But while many in the American media were sounding the alarm, in Canada few spoke of it. The movement was given free rein, until it was almost too late.
Marci McDonald, who had spent a great deal of time in the U.S. as a journalist, knew the signs, so when she returned to Canada was shocked that the Neoconservative/Religious Right movement had gained so much ground.
So she wrote a book: The Armageddon Factor*, and the outrage was immediate, from both the right and the left. An exaggeration. She was a bigot. She hated Christians.
So the mainstream media mostly ignored her warnings, not wanting to upset their readers. There was a general consensus that we were merely following the United States, and since it took 30 years for their movement to bear fruit, we had a few decades to prepare ourselves.
But what they failed to realize was that this movement was running simultaneously, north and south of the border. We didn't need 30 years or even 30 days. It was here.
Last night I watched a BBC documentary that I had taped: Crashing the Tea Party.
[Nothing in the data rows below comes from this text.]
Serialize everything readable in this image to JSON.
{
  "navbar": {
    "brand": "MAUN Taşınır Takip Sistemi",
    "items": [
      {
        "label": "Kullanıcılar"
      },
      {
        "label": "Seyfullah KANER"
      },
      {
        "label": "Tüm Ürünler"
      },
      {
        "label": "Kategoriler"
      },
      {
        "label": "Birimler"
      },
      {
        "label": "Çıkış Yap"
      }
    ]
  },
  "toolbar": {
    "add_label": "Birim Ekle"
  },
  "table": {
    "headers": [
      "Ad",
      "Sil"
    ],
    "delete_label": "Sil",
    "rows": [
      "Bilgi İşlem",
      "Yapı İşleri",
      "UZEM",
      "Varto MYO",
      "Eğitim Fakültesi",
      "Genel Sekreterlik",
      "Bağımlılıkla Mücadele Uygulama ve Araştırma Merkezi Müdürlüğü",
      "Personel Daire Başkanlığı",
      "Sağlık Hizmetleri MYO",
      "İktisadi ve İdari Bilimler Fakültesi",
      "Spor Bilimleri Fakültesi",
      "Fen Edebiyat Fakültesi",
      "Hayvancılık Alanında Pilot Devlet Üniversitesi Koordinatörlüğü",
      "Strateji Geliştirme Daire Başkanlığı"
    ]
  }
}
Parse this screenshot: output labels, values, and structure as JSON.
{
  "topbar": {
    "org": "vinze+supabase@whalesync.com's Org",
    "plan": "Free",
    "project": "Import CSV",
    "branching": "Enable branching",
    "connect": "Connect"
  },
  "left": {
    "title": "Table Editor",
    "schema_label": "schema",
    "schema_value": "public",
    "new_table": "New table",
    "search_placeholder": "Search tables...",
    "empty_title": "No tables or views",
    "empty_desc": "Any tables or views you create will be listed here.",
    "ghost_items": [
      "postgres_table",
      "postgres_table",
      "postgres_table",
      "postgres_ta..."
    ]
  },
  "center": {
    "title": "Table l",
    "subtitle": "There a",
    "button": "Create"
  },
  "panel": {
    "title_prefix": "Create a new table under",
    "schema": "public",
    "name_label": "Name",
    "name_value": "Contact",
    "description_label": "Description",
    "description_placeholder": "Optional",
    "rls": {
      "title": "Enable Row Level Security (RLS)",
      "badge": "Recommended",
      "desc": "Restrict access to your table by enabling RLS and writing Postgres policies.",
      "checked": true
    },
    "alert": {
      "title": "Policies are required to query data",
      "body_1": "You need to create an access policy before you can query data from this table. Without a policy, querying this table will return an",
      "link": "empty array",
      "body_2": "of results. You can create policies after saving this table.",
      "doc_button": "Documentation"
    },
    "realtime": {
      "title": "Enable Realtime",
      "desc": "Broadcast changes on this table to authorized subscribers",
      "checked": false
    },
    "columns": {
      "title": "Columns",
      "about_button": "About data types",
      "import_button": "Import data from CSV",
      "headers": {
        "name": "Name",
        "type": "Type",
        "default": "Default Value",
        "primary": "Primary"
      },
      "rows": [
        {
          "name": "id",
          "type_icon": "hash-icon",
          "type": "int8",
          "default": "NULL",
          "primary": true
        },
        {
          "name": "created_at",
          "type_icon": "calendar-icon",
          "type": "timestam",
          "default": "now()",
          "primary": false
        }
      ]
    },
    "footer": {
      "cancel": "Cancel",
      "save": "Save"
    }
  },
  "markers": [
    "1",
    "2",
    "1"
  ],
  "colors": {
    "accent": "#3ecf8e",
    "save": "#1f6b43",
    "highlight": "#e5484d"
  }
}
Commentator Andrew Neil interviewed many people involved in what has been described as the fastest growing political movement in the United States, and I was immediately struck with a feeling of Déjà vu .
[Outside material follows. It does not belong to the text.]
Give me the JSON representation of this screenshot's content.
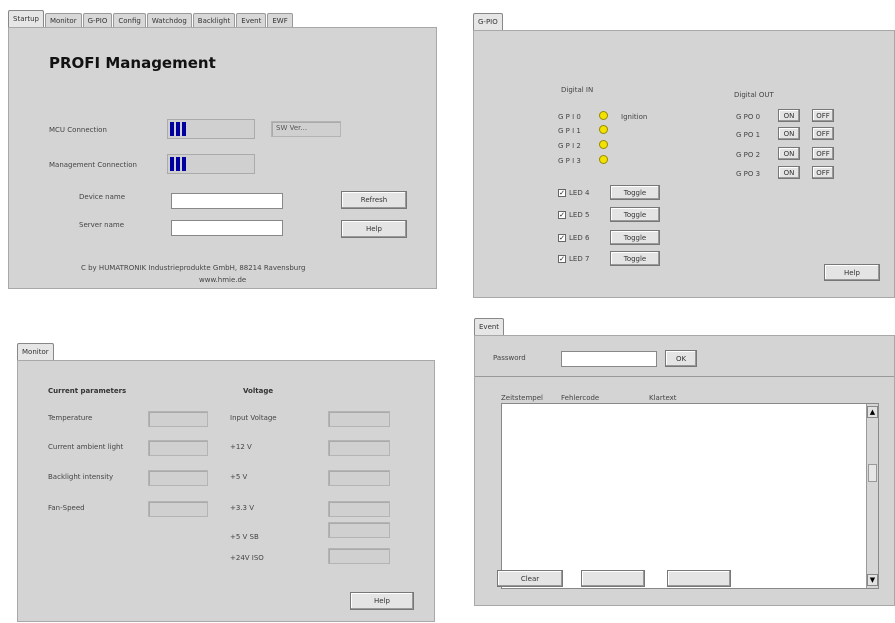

This is Reform Party replay. And in the same way that the Reformers infiltrated and then took over Canada's conservative party, the Tea Party has now done the same with the Republicans. In fact one of their spokesmen, Matt Kibbe, when asked if they had infiltrated the Republican party, said that he preferred to think of it as "a hostile takeover".
They want to "purify" the Republicans and move them further to the right. How much further to the right can they go?
I guess we're about to find out.
And sadly the few remaining moderates in the party are being pushed out.
But what I found alarming was that the signs many of the tea party-ers carry could have been written at Reform Party headquarters 20 years ago. "Silent Majority no more". "No new taxes". "Stop the spread of socialism".
It's absolutely frightening.
When the Republicans decided to open this box, I don't think they realized what they were doing. They saw the "charged up" as their ticket to power. But now they have clearly lost control. The "Ignorant Gladiators" are taking over.
They are angry, they are righteous and they are armed. And they are eating the Republicans alive.
I've been reading Bob Altemeyer's online book: The Authoritarians, written before the Tea Party began. He was optimistic after the 2006 mid-terms believing that there may be some return to sanity. But he warned us not to get too comfortable.
The mid-term elections of 2006 give hope that the best values and traditions of the country will ultimately prevail. But it could prove a huge mistake to think that the enemies of freedom and equality have lost the war just because they were recently rebuffed at the polls. I’ll be very much surprised if their leaders don’t frame the setback as a test of the followers’ faith, causing them to redouble their efforts. (p. 3-4)And redouble their efforts they did, reaching even further into the sess pool, and it could very well prove to be their undoing.
*The Armageddon Factor: The Rise of Christian Nationalism in Canada, By: Marci McDonald, Random House Canada, 2010, ISBN: 978-0-307-35646-8 3
1. Hard Right Turn: The New Face of Neo-Conservatism in Canada, By Brooke Jeffrey, Harper-Collins, 1999, ISBN: 0-00 255762-2, Pg. 396-402